**TASK DIRECTIONS:**
When a line of the entries below contains "title", it counts once; state how many such lines there are and nothing else.

**RECORD EXTRACTS:**
------------

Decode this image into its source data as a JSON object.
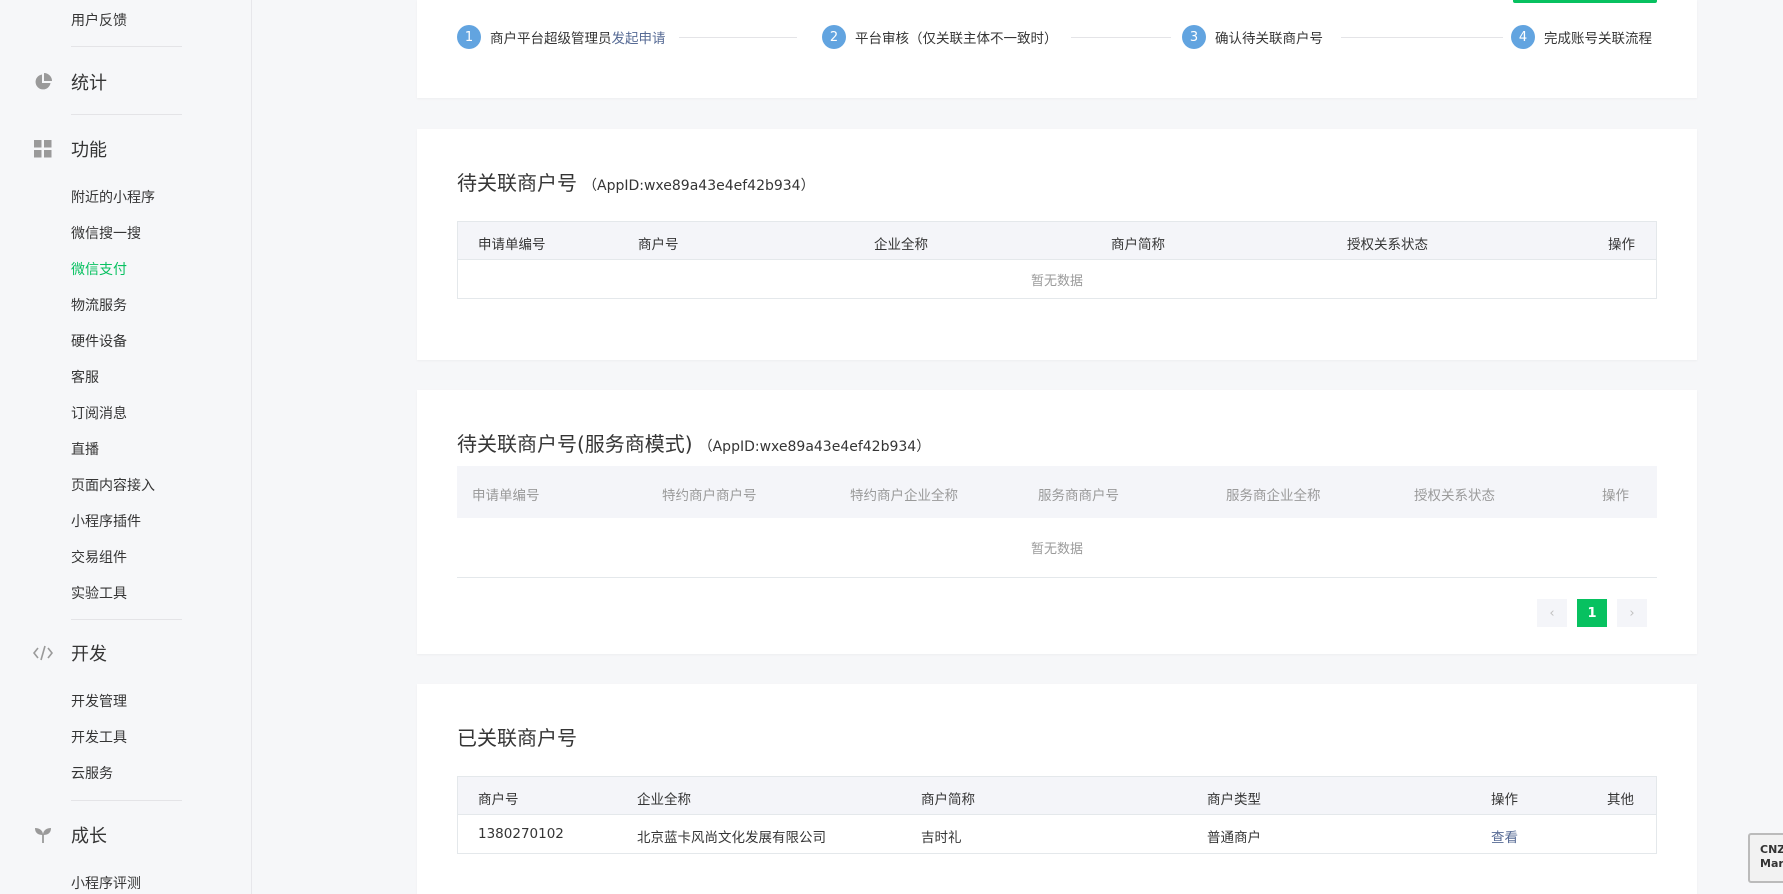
{
  "sidebar": {
    "items": [
      {
        "label": "用户反馈"
      },
      {
        "label": "附近的小程序"
      },
      {
        "label": "微信搜一搜"
      },
      {
        "label": "微信支付"
      },
      {
        "label": "物流服务"
      },
      {
        "label": "硬件设备"
      },
      {
        "label": "客服"
      },
      {
        "label": "订阅消息"
      },
      {
        "label": "直播"
      },
      {
        "label": "页面内容接入"
      },
      {
        "label": "小程序插件"
      },
      {
        "label": "交易组件"
      },
      {
        "label": "实验工具"
      },
      {
        "label": "开发管理"
      },
      {
        "label": "开发工具"
      },
      {
        "label": "云服务"
      },
      {
        "label": "小程序评测"
      }
    ],
    "groups": [
      {
        "label": "统计",
        "icon": "pie-chart-icon"
      },
      {
        "label": "功能",
        "icon": "grid-icon"
      },
      {
        "label": "开发",
        "icon": "code-icon"
      },
      {
        "label": "成长",
        "icon": "sprout-icon"
      }
    ],
    "active_color": "#07c160"
  },
  "steps": [
    {
      "num": "1",
      "text": "商户平台超级管理员",
      "link": "发起申请"
    },
    {
      "num": "2",
      "text": "平台审核（仅关联主体不一致时）"
    },
    {
      "num": "3",
      "text": "确认待关联商户号"
    },
    {
      "num": "4",
      "text": "完成账号关联流程"
    }
  ],
  "pending": {
    "title": "待关联商户号",
    "appid": "（AppID:wxe89a43e4ef42b934）",
    "columns": [
      "申请单编号",
      "商户号",
      "企业全称",
      "商户简称",
      "授权关系状态",
      "操作"
    ],
    "empty": "暂无数据"
  },
  "pending_sp": {
    "title": "待关联商户号(服务商模式)",
    "appid": "（AppID:wxe89a43e4ef42b934）",
    "columns": [
      "申请单编号",
      "特约商户商户号",
      "特约商户企业全称",
      "服务商商户号",
      "服务商企业全称",
      "授权关系状态",
      "操作"
    ],
    "empty": "暂无数据",
    "pager": {
      "prev": "‹",
      "current": "1",
      "next": "›"
    }
  },
  "linked": {
    "title": "已关联商户号",
    "columns": [
      "商户号",
      "企业全称",
      "商户简称",
      "商户类型",
      "操作",
      "其他"
    ],
    "rows": [
      {
        "mchid": "1380270102",
        "company": "北京蓝卡风尚文化发展有限公司",
        "short": "吉时礼",
        "type": "普通商户",
        "action": "查看",
        "other": ""
      }
    ]
  },
  "badge": {
    "line1": "CNZ",
    "line2": "Mar"
  },
  "colors": {
    "accent": "#07c160",
    "link": "#576b95",
    "step": "#62a4e0"
  }
}
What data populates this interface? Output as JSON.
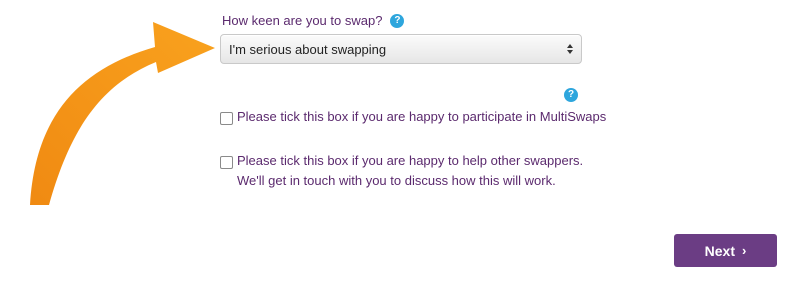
{
  "swap_keenness": {
    "question": "How keen are you to swap?",
    "help_icon_glyph": "?",
    "selected_value": "I'm serious about swapping"
  },
  "options_help": {
    "help_icon_glyph": "?"
  },
  "multiswaps": {
    "label": "Please tick this box if you are happy to participate in MultiSwaps",
    "checked": false
  },
  "help_swappers": {
    "label": "Please tick this box if you are happy to help other swappers. We'll get in touch with you to discuss how this will work.",
    "checked": false
  },
  "actions": {
    "next_label": "Next",
    "next_chevron": "›"
  },
  "annotation": {
    "icon": "curved-arrow-icon",
    "color": "#f7941d"
  },
  "colors": {
    "label_text": "#5b2a6e",
    "help_icon": "#2ea6dd",
    "button_background": "#6b3d84",
    "button_text": "#ffffff"
  }
}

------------

**SOLUTION TO THIS TASK:**
3